Using the listing below, report how many lines hold the word "sushe", and nothing else.

Supplied material >>
>>>>

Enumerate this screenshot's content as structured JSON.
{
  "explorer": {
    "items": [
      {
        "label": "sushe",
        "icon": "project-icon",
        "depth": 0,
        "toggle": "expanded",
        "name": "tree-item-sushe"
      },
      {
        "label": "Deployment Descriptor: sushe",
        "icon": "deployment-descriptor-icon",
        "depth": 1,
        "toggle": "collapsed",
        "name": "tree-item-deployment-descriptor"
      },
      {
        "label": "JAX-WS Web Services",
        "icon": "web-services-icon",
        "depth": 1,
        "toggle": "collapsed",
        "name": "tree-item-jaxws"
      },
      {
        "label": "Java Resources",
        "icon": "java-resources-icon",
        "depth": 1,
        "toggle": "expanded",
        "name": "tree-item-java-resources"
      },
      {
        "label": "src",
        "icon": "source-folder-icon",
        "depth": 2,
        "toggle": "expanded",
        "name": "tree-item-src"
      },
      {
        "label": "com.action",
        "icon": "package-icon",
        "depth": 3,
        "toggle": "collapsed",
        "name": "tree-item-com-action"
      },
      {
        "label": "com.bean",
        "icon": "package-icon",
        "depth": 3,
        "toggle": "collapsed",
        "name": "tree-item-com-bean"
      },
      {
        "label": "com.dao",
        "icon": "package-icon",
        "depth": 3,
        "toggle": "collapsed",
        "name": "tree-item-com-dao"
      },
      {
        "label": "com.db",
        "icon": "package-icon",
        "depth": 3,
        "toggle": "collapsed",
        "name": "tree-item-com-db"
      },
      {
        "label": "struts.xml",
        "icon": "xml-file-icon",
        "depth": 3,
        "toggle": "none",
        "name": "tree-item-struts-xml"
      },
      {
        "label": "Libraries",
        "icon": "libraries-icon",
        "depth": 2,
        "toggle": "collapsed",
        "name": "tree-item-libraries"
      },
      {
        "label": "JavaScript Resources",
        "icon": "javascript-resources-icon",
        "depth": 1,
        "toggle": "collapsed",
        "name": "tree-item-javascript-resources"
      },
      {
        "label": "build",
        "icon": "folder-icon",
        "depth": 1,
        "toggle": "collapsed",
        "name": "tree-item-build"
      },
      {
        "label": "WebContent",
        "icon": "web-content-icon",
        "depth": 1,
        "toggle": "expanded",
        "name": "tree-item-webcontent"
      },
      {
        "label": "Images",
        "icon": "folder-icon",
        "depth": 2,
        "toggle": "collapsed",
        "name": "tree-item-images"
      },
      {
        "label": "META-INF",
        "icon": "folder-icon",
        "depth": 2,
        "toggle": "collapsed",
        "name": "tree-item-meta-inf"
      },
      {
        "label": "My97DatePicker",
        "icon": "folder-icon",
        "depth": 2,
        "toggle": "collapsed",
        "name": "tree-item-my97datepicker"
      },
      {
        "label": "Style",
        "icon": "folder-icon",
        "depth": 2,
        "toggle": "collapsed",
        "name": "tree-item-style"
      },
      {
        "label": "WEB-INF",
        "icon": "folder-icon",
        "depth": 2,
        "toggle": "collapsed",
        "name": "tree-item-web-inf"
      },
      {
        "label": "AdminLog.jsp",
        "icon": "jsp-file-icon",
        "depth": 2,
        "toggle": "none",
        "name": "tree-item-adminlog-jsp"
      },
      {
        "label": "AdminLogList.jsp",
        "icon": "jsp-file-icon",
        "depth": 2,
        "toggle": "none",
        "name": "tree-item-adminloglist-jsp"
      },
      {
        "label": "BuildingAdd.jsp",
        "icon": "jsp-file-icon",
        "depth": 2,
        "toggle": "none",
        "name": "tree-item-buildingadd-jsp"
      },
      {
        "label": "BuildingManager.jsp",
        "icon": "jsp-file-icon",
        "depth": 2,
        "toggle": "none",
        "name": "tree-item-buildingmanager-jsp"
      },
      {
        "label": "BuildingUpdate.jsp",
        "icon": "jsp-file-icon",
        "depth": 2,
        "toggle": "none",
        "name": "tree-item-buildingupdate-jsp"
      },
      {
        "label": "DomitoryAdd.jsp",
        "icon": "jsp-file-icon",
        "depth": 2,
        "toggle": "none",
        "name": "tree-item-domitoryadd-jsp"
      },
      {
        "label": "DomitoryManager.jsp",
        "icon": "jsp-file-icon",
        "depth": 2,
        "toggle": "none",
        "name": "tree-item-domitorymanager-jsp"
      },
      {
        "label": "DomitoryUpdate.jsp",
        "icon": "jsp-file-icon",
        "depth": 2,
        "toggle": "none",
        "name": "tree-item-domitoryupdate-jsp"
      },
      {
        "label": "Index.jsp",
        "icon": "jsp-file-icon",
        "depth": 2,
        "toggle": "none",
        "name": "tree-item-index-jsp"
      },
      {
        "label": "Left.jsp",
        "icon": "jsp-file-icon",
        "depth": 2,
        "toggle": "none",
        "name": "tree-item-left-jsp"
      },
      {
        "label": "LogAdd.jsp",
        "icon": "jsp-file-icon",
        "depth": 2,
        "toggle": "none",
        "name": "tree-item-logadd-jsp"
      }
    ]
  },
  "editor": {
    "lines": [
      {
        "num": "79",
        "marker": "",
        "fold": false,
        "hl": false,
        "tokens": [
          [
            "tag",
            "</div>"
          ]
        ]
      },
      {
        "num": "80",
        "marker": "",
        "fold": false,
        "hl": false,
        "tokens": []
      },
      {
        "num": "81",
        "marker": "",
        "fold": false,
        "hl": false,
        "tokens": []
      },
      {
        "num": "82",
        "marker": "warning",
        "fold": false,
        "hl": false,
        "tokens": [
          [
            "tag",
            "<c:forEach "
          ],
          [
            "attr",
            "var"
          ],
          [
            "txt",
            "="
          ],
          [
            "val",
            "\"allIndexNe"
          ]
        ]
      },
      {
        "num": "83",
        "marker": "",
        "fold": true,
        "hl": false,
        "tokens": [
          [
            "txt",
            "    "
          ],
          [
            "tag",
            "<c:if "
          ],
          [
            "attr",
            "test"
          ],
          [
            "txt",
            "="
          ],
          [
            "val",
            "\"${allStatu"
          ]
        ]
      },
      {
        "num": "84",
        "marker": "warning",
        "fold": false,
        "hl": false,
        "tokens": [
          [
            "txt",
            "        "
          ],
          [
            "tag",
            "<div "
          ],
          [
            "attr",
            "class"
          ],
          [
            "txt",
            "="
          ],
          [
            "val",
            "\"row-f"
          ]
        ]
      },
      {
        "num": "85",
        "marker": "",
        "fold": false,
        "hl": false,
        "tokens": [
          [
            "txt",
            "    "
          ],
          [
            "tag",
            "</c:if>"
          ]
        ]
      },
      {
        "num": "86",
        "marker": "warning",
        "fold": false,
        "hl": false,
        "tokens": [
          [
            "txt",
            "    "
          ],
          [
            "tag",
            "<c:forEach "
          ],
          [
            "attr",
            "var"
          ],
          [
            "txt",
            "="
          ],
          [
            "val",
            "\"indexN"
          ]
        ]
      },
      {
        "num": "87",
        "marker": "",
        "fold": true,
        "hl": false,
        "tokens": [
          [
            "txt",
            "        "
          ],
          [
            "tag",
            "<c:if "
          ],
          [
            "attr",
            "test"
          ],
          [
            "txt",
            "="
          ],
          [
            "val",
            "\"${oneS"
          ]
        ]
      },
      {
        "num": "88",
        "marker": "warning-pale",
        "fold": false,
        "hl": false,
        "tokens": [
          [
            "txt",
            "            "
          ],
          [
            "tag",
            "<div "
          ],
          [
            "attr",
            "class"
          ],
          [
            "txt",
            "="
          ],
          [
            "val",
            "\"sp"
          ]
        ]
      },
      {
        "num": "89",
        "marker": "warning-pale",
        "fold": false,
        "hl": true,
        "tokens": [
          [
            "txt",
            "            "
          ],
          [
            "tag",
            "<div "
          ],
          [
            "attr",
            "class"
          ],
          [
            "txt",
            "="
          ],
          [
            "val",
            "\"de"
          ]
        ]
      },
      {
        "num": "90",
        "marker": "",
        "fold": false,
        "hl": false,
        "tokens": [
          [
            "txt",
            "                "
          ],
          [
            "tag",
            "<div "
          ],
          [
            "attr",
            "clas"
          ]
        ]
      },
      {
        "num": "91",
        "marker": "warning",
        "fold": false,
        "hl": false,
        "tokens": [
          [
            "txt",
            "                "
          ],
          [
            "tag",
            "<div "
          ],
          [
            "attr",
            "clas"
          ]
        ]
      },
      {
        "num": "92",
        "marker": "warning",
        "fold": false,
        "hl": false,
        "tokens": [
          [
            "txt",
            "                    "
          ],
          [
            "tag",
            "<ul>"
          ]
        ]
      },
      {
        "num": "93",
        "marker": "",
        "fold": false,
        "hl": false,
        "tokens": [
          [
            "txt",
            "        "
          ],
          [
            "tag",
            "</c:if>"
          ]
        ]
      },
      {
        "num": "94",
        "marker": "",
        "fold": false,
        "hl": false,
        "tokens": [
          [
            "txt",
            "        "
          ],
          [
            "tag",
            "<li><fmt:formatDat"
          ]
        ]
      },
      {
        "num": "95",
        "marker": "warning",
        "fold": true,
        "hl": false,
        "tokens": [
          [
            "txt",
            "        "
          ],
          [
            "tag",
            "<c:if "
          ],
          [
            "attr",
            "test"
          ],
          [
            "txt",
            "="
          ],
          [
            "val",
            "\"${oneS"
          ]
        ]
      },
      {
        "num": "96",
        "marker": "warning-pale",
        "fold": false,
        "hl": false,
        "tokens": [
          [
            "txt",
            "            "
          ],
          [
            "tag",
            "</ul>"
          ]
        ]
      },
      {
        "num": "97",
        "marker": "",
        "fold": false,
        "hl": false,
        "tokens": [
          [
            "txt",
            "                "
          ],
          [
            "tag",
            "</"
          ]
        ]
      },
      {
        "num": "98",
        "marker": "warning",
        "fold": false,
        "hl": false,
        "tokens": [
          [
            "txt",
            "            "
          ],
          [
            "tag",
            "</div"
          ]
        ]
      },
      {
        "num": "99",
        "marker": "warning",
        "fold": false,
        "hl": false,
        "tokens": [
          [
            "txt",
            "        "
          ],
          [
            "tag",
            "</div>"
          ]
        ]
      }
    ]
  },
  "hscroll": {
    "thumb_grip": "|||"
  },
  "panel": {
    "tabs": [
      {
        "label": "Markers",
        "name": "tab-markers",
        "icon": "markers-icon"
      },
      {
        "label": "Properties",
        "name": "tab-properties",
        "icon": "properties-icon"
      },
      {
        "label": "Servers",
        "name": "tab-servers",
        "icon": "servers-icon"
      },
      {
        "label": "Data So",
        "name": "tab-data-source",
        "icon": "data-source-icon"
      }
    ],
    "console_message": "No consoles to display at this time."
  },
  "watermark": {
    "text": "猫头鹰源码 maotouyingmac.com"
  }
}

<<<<

Output for this task >> 3